Task
Using "markerad" as the search string, find the matching lines below and copy them.
[Input for this task]
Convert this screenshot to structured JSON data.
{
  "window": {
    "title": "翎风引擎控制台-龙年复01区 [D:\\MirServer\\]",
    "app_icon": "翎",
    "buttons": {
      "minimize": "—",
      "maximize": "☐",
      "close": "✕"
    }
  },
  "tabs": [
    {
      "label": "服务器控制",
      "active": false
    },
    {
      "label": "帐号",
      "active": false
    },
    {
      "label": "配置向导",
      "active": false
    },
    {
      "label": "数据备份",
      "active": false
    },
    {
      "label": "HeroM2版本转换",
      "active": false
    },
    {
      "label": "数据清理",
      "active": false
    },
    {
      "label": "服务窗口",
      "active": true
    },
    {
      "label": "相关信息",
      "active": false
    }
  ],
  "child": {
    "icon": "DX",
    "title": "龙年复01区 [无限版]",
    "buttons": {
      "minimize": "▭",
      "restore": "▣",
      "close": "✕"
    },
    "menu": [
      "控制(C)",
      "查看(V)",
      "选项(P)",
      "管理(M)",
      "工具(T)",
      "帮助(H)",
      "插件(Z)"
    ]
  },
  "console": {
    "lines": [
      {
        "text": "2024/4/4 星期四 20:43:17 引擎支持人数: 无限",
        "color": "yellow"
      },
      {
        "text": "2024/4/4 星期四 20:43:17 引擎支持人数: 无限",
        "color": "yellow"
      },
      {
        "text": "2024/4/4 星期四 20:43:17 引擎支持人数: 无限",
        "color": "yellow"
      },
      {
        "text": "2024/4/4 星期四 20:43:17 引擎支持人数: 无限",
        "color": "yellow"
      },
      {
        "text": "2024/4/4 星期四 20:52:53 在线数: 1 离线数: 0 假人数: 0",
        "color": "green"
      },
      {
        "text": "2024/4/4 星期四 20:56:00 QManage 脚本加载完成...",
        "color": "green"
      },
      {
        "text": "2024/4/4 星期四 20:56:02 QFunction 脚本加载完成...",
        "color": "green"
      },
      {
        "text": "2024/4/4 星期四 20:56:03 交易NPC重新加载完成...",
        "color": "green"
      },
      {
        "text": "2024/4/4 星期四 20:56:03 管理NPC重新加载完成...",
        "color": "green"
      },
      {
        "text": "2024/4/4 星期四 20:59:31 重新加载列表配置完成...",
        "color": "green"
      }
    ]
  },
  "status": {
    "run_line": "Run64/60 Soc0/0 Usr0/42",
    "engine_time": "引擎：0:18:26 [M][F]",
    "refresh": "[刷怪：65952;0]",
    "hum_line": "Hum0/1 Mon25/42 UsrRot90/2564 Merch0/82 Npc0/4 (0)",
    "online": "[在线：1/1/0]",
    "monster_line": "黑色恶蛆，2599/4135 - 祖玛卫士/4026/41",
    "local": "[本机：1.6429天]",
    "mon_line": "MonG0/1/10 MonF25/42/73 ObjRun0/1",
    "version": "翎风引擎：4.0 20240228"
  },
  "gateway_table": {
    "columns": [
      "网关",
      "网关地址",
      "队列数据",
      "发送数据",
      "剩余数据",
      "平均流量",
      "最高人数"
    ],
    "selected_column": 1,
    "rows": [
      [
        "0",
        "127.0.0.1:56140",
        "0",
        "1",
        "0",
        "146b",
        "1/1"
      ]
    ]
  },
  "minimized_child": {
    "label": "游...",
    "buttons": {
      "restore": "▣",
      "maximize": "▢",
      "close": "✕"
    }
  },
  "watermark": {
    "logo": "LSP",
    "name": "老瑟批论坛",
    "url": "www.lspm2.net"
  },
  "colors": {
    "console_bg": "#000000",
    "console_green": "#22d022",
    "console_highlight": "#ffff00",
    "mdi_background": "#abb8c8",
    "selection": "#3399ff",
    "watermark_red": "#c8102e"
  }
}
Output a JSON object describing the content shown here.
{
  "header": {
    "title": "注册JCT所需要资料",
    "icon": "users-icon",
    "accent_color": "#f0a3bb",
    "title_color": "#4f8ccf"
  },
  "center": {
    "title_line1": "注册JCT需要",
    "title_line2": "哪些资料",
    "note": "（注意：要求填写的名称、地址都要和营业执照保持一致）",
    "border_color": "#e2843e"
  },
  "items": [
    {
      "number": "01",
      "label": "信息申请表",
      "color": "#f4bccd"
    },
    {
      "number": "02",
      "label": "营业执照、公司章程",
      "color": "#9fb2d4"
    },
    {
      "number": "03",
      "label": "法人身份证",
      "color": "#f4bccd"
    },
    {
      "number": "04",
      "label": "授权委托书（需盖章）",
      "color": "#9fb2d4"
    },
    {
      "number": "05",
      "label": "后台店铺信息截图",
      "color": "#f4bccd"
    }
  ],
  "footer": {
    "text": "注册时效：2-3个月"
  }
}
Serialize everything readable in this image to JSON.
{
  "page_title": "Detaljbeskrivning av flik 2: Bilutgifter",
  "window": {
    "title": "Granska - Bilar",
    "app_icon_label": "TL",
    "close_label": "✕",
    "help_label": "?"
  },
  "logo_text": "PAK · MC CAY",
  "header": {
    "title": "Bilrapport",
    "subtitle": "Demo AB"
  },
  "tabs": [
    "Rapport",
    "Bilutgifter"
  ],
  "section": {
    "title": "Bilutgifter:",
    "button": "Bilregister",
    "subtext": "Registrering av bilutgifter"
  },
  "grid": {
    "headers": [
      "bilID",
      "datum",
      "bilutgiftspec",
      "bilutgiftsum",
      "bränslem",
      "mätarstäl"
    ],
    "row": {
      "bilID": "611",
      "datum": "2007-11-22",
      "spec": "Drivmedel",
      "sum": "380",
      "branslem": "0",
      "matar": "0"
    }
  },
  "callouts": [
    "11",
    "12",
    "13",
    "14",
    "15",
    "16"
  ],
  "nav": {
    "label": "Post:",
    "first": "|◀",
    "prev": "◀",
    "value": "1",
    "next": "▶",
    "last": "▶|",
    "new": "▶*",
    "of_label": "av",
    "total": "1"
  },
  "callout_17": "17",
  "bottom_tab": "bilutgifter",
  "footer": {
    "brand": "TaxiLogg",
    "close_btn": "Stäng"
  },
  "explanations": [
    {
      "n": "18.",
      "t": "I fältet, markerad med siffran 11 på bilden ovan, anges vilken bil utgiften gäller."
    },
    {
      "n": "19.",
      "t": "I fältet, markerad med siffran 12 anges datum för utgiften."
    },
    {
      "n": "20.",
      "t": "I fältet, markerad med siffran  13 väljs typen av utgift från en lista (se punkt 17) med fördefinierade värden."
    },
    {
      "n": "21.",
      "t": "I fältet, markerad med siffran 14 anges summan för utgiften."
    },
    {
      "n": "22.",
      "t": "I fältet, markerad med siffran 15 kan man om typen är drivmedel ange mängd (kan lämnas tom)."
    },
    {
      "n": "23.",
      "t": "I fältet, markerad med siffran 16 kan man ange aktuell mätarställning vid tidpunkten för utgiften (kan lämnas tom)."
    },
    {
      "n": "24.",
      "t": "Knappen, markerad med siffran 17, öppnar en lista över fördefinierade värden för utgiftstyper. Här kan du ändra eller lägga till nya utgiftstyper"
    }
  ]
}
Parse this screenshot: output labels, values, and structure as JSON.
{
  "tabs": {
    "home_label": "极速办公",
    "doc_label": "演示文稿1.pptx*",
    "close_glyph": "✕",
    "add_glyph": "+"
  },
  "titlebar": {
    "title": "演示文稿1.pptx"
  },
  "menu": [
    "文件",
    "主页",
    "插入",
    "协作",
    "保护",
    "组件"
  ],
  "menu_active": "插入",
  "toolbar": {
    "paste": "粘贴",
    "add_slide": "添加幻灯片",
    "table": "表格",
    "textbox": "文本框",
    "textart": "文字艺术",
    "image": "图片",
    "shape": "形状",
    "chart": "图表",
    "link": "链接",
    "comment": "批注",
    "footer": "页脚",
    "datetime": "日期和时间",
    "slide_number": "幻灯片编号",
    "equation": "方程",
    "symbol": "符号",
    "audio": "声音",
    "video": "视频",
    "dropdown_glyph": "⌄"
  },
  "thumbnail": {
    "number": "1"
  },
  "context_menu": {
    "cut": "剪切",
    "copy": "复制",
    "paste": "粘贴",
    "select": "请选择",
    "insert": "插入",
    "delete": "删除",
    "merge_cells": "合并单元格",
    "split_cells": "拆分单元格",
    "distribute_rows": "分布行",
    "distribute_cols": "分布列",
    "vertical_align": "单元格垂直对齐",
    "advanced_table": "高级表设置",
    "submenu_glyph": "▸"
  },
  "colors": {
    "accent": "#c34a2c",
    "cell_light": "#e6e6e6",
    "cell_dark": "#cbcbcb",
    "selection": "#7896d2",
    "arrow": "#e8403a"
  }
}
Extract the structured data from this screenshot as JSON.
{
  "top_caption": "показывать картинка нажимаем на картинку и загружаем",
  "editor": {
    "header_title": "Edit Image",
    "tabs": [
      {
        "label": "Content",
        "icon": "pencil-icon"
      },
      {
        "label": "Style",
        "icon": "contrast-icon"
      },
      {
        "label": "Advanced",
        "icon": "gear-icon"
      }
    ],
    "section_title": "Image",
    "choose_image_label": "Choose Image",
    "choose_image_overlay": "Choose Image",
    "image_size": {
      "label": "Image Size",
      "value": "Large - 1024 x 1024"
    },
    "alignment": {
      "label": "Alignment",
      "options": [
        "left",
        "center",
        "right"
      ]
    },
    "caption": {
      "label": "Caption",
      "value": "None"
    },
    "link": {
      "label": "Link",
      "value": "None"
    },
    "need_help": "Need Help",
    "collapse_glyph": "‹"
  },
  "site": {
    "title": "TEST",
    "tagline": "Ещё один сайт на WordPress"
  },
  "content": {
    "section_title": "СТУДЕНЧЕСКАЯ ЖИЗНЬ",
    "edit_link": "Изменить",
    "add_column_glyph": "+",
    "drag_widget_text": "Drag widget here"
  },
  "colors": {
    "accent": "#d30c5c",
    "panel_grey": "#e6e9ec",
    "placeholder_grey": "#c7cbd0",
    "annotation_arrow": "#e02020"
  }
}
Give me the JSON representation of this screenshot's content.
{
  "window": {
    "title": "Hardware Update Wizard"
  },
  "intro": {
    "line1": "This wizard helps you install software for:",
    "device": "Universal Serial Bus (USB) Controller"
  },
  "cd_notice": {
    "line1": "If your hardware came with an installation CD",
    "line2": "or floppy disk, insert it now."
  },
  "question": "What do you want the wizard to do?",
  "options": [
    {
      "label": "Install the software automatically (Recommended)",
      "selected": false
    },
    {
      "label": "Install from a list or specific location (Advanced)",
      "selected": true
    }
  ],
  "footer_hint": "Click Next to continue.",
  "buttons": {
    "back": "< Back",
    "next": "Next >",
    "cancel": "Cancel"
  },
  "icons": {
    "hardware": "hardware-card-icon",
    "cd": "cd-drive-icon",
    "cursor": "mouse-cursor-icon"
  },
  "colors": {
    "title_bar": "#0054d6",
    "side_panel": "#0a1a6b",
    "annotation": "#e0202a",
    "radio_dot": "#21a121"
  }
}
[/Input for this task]
Reply
      "t": "I fältet, markerad med siffran 11 på bilden ovan, anges vilken bil utgiften gäller."
      "t": "I fältet, markerad med siffran 12 anges datum för utgiften."
      "t": "I fältet, markerad med siffran  13 väljs typen av utgift från en lista (se punkt 17) med fördefinierade värden."
      "t": "I fältet, markerad med siffran 14 anges summan för utgiften."
      "t": "I fältet, markerad med siffran 15 kan man om typen är drivmedel ange mängd (kan lämnas tom)."
      "t": "I fältet, markerad med siffran 16 kan man ange aktuell mätarställning vid tidpunkten för utgiften (kan lämnas tom)."
      "t": "Knappen, markerad med siffran 17, öppnar en lista över fördefinierade värden för utgiftstyper. Här kan du ändra eller lägga till nya utgiftstyper"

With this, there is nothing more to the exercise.